Assigned task
Go through the data and copy every line in which "group" appears.

Data to process
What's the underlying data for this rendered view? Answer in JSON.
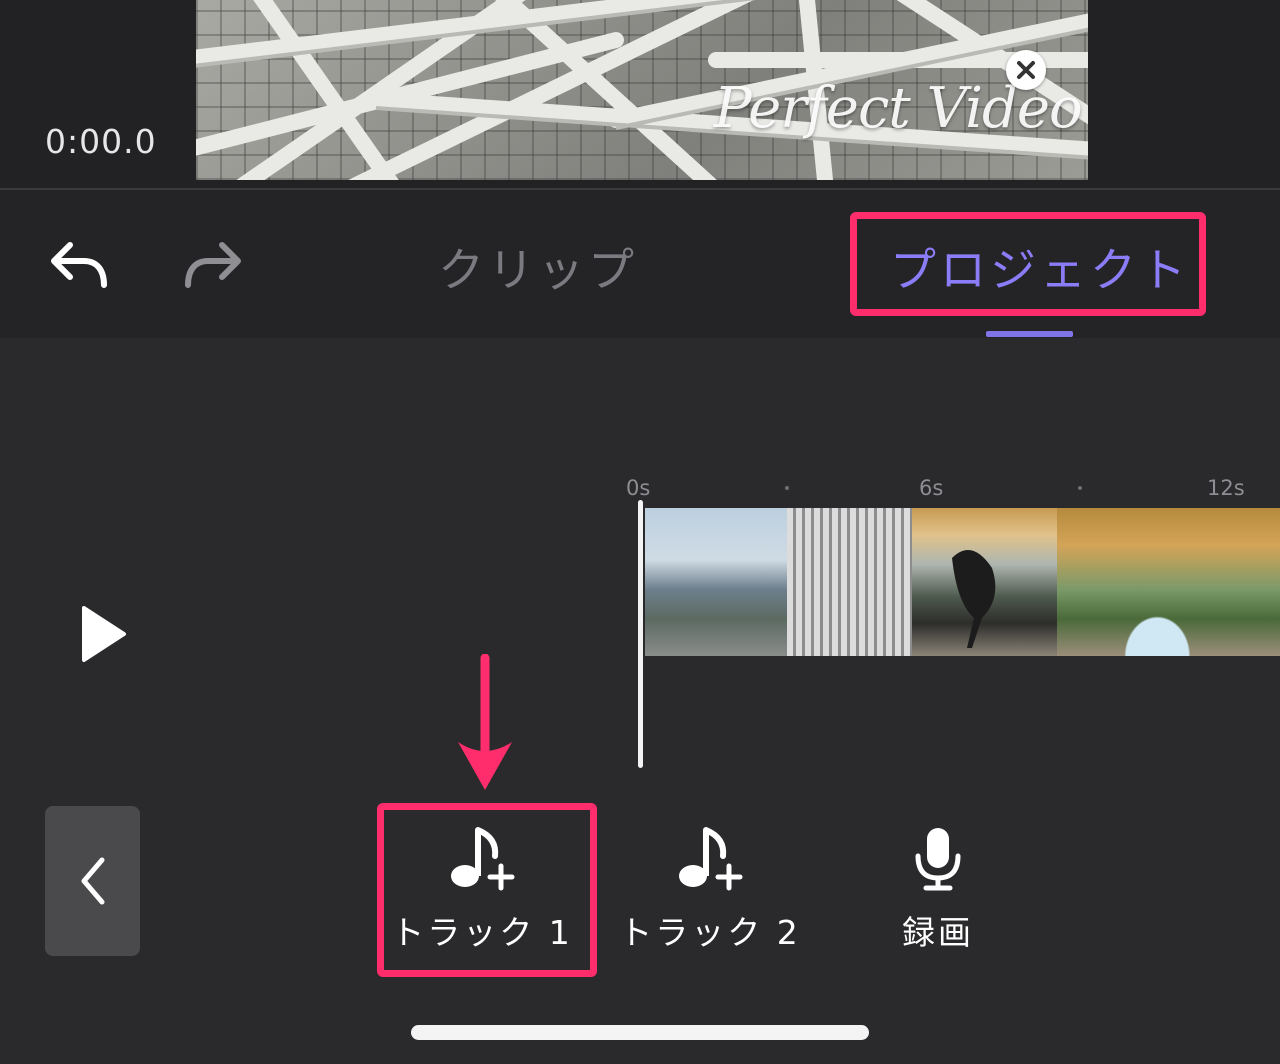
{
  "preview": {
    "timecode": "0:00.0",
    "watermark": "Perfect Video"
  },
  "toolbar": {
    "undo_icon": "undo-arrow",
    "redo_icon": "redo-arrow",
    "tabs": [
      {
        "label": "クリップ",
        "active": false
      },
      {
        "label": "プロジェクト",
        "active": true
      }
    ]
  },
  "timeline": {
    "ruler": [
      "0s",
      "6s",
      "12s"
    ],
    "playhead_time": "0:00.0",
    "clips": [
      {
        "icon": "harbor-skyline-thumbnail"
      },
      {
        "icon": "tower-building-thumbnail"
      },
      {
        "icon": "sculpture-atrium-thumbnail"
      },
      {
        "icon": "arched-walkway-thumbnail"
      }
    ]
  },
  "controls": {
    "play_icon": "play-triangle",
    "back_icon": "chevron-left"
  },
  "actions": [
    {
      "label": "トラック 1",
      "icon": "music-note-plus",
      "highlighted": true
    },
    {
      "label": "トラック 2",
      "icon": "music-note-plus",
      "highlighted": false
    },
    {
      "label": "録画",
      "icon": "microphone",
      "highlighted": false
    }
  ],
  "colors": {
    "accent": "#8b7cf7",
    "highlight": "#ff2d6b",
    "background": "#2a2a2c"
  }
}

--

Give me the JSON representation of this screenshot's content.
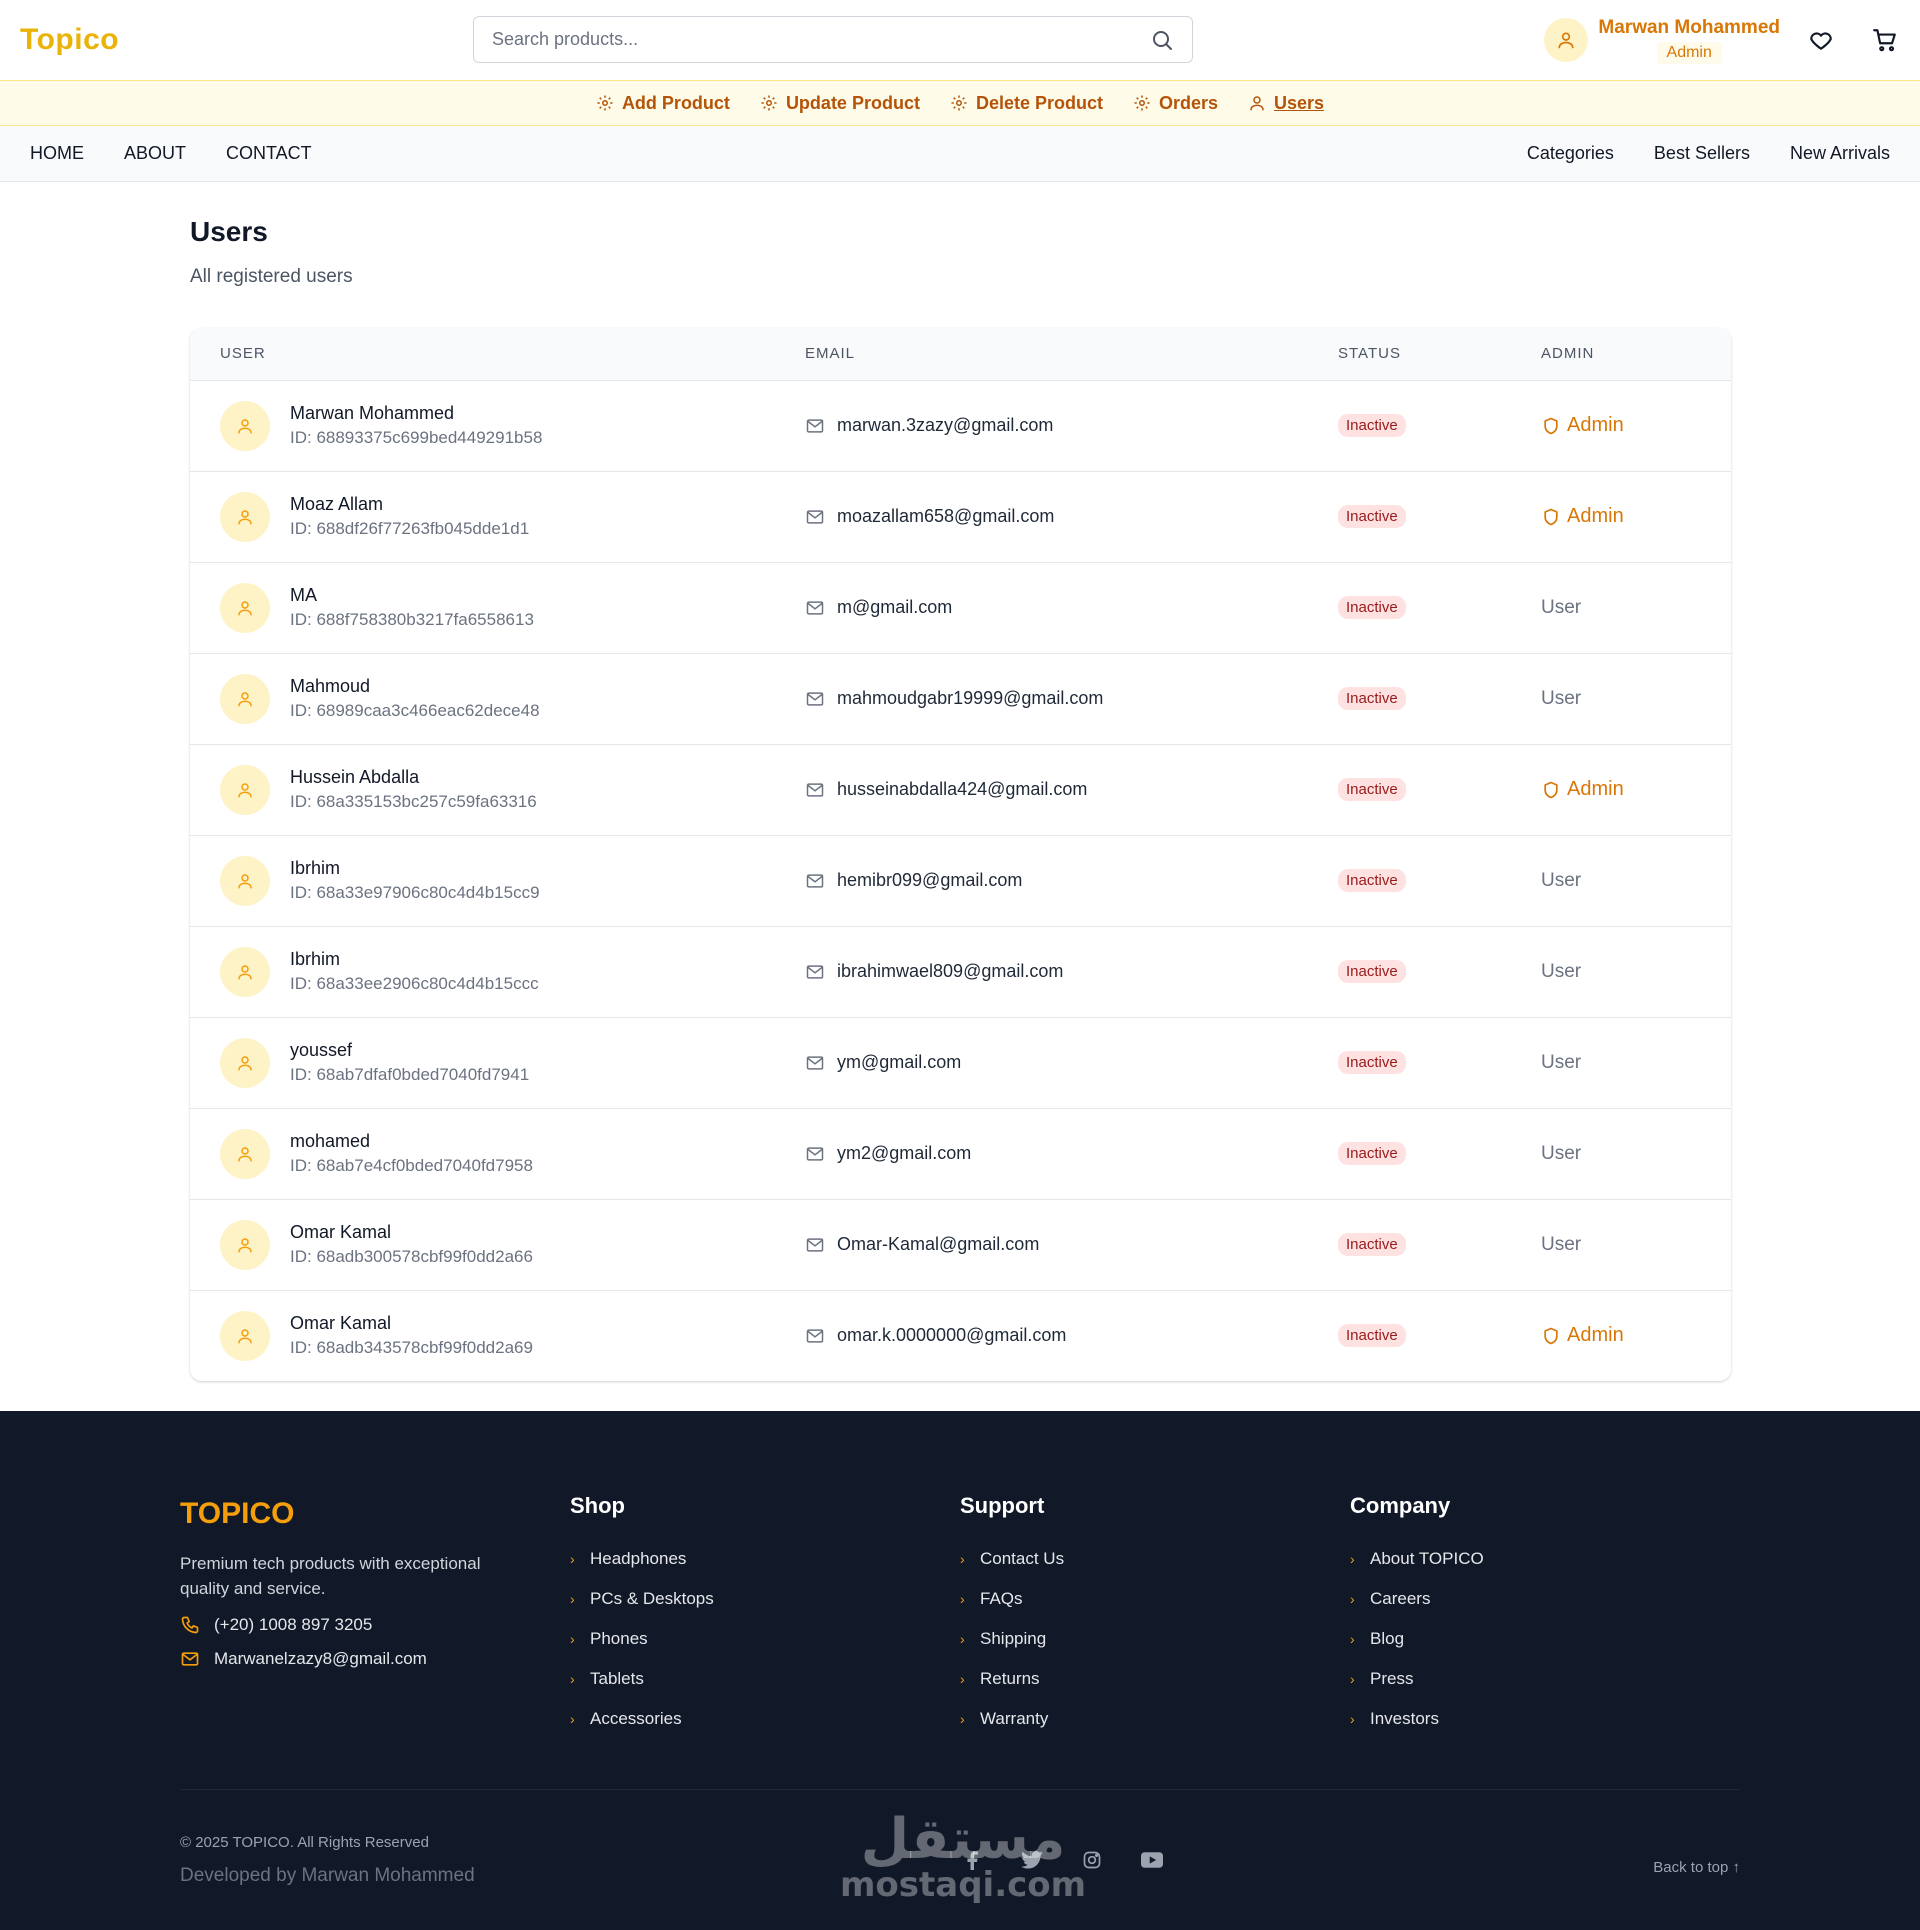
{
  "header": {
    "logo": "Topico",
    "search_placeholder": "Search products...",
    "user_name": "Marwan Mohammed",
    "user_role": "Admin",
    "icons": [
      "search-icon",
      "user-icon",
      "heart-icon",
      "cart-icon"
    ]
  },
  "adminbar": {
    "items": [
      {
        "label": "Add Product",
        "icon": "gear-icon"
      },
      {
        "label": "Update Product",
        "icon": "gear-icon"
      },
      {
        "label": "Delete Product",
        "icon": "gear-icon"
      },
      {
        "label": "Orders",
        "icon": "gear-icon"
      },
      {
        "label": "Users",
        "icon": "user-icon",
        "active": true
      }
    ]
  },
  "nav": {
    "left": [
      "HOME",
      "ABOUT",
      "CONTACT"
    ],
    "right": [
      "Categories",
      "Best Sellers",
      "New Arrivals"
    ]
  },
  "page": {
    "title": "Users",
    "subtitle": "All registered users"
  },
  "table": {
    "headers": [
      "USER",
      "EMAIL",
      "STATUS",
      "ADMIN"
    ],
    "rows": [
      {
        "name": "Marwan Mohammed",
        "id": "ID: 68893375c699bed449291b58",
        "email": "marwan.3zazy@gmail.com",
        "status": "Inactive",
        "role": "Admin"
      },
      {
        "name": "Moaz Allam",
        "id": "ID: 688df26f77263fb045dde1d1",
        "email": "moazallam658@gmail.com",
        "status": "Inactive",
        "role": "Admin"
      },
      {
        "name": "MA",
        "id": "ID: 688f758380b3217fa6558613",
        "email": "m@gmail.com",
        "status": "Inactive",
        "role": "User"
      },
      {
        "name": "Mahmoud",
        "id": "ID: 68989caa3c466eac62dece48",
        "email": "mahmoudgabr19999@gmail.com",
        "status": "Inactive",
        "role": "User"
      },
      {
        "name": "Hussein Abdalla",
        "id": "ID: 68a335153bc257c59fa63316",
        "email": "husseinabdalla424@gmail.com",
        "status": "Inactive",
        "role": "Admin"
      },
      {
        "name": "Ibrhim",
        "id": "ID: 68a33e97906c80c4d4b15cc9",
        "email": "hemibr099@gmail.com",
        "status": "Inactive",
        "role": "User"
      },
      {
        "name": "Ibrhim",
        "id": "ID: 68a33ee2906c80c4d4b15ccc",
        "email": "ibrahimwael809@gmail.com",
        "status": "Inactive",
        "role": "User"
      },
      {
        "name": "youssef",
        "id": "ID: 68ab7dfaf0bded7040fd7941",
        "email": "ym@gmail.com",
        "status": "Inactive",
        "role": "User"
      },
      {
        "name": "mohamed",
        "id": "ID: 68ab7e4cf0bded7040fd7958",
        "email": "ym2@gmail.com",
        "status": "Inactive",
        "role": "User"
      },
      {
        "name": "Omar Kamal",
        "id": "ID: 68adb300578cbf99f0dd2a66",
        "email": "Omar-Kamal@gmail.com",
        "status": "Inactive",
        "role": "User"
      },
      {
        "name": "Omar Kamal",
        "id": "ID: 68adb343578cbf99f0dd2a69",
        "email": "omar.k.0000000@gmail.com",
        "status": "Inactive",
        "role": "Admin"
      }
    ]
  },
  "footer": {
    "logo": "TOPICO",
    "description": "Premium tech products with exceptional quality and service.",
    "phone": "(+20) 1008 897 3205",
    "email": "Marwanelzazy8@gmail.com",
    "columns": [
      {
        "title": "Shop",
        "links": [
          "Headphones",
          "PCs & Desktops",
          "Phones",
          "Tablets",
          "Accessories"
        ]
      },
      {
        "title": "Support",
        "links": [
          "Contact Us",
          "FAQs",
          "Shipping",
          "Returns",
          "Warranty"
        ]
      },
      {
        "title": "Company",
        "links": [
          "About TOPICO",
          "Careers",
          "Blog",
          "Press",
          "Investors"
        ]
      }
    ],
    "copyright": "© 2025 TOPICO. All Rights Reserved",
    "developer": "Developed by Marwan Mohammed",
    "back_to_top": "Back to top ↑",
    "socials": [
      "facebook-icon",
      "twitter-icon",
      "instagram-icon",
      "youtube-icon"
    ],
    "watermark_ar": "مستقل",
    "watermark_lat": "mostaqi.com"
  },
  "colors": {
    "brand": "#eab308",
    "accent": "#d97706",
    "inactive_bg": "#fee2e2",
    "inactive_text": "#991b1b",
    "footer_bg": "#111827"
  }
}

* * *

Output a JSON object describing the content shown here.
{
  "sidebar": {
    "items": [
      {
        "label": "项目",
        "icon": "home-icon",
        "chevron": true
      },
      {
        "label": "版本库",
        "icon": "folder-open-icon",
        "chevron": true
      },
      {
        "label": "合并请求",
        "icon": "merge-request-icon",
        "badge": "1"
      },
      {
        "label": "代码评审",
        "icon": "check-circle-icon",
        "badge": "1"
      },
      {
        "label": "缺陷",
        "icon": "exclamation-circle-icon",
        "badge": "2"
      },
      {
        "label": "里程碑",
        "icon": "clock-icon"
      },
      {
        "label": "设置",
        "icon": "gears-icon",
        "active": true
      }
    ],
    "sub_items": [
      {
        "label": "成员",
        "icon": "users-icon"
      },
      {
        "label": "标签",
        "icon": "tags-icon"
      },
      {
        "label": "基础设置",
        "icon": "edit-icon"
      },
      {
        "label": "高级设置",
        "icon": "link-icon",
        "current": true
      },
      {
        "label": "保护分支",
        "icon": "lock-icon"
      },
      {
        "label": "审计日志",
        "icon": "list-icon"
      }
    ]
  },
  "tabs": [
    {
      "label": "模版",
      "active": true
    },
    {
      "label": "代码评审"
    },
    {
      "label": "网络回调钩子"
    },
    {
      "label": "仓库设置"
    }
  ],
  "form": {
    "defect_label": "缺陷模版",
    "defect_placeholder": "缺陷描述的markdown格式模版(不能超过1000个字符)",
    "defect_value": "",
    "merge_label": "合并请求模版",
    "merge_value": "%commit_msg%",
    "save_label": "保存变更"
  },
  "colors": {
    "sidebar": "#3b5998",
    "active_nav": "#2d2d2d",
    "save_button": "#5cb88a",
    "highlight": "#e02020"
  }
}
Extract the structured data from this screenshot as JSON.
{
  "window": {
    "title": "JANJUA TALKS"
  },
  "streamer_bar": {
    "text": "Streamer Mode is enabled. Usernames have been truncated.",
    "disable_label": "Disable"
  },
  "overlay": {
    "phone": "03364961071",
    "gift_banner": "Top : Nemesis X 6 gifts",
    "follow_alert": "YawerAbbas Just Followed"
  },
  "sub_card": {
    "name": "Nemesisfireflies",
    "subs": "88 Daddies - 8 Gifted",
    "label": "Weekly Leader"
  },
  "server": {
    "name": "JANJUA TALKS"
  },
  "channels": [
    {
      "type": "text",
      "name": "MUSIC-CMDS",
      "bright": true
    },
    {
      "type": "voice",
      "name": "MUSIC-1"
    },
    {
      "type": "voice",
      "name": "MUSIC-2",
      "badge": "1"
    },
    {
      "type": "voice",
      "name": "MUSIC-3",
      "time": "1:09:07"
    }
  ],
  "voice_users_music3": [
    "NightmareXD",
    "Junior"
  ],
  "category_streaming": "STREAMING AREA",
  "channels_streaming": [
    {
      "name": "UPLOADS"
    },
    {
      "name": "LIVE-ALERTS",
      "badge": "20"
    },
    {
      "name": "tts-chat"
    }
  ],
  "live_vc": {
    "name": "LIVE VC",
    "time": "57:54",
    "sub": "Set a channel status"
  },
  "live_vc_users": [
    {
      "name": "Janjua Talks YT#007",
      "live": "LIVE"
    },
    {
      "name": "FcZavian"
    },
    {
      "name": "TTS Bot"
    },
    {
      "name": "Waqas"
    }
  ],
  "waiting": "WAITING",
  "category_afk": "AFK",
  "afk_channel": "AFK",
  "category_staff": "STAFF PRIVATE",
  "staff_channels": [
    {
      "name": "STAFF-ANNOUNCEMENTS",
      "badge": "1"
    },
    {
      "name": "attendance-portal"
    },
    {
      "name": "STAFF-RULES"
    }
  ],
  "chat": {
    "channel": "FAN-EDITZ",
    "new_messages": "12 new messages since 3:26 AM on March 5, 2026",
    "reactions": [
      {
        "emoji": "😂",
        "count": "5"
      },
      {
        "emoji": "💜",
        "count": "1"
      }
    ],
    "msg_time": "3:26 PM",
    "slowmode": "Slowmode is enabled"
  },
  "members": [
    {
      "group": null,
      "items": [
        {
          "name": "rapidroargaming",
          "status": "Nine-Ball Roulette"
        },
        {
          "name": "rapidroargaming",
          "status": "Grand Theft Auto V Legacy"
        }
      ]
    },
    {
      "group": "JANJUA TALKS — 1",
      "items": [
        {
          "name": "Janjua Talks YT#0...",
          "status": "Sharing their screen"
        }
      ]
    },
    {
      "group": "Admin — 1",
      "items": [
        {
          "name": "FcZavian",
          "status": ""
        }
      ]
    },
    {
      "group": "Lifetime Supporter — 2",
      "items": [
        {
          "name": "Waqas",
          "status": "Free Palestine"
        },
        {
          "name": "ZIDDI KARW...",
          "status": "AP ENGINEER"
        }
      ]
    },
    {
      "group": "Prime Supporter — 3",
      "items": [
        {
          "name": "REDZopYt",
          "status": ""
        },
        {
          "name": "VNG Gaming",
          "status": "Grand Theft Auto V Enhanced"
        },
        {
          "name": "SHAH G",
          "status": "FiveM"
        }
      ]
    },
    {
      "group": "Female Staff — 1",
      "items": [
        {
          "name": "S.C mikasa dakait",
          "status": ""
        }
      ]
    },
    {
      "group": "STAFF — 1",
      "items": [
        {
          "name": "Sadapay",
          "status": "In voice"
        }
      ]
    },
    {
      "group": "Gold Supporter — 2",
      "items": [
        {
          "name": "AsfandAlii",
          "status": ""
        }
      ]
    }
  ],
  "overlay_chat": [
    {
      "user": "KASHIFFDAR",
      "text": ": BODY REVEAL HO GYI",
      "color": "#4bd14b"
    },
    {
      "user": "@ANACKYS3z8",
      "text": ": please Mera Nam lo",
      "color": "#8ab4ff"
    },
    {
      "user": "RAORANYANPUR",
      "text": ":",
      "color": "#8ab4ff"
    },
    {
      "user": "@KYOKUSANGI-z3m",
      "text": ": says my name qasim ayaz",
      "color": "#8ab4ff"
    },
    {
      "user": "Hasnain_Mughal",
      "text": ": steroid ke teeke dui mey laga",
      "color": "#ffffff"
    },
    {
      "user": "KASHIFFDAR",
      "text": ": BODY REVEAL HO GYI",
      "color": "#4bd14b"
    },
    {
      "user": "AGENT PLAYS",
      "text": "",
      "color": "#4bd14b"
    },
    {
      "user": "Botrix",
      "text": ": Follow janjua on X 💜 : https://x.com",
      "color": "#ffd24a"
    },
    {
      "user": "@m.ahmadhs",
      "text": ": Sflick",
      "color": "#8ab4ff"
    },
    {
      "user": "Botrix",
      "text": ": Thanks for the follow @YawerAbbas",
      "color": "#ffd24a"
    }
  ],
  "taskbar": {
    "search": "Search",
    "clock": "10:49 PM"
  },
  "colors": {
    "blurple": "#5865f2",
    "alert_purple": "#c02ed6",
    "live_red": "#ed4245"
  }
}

Solution
      "group": null,
      "group": "JANJUA TALKS — 1",
      "group": "Admin — 1",
      "group": "Lifetime Supporter — 2",
      "group": "Prime Supporter — 3",
      "group": "Female Staff — 1",
      "group": "STAFF — 1",
      "group": "Gold Supporter — 2",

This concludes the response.